Exercise brief. Identify and pull out each line of the entries in which "body" occurs.

Data items:
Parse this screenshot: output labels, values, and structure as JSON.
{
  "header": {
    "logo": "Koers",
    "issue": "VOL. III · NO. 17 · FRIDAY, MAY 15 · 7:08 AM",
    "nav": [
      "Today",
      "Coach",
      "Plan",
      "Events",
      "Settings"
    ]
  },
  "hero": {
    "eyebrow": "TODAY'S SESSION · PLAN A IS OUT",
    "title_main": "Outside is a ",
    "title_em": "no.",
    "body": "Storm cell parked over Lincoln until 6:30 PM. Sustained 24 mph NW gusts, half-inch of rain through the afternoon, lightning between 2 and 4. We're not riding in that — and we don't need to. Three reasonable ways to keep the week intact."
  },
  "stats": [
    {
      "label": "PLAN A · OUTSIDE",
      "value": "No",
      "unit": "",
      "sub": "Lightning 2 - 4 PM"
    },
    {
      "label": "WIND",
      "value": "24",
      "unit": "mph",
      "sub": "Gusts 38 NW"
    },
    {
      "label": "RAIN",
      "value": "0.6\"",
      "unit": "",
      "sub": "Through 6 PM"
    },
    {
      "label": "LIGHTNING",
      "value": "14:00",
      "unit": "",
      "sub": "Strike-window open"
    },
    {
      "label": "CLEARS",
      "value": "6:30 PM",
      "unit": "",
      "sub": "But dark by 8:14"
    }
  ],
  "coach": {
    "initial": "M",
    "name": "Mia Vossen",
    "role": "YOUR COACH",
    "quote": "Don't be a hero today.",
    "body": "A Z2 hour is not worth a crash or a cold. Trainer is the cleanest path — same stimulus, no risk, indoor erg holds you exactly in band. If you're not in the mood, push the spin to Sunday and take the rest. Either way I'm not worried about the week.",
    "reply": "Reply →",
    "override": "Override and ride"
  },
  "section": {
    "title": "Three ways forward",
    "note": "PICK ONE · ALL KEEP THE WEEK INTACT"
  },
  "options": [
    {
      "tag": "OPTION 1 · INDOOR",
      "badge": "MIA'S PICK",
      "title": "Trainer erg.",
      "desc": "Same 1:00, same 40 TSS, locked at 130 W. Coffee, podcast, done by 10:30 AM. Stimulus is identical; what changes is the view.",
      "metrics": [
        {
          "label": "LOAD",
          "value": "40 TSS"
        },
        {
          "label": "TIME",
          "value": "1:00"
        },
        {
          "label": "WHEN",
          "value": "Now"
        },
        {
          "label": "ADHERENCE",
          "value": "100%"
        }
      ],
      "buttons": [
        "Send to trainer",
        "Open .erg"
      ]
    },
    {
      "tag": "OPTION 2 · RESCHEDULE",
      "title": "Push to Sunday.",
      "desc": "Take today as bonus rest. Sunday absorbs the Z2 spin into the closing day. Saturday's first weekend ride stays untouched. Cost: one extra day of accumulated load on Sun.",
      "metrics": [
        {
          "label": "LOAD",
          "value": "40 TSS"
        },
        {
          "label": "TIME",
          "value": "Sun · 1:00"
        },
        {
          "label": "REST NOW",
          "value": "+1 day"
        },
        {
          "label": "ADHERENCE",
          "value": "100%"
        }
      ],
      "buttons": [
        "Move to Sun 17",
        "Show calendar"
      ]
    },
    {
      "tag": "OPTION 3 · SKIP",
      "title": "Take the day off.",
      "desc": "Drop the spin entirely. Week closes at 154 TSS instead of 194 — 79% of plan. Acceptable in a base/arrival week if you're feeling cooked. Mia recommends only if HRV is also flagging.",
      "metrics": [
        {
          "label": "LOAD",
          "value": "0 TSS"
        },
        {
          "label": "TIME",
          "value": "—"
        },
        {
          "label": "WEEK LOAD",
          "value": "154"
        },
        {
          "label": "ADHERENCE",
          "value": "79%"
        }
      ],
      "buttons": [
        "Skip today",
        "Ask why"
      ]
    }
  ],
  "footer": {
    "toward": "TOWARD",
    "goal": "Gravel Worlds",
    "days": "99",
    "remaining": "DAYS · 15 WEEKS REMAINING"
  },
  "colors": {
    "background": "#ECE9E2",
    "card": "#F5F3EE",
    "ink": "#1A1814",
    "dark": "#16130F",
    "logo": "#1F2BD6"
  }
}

Task answer.
    "body": "Storm cell parked over Lincoln until 6:30 PM. Sustained 24 mph NW gusts, half-inch of rain through the afternoon, lightning between 2 and 4. We're not riding in that — and we don't need to. Three reasonable ways to keep the week intact."
    "body": "A Z2 hour is not worth a crash or a cold. Trainer is the cleanest path — same stimulus, no risk, indoor erg holds you exactly in band. If you're not in the mood, push the spin to Sunday and take the rest. Either way I'm not worried about the week.",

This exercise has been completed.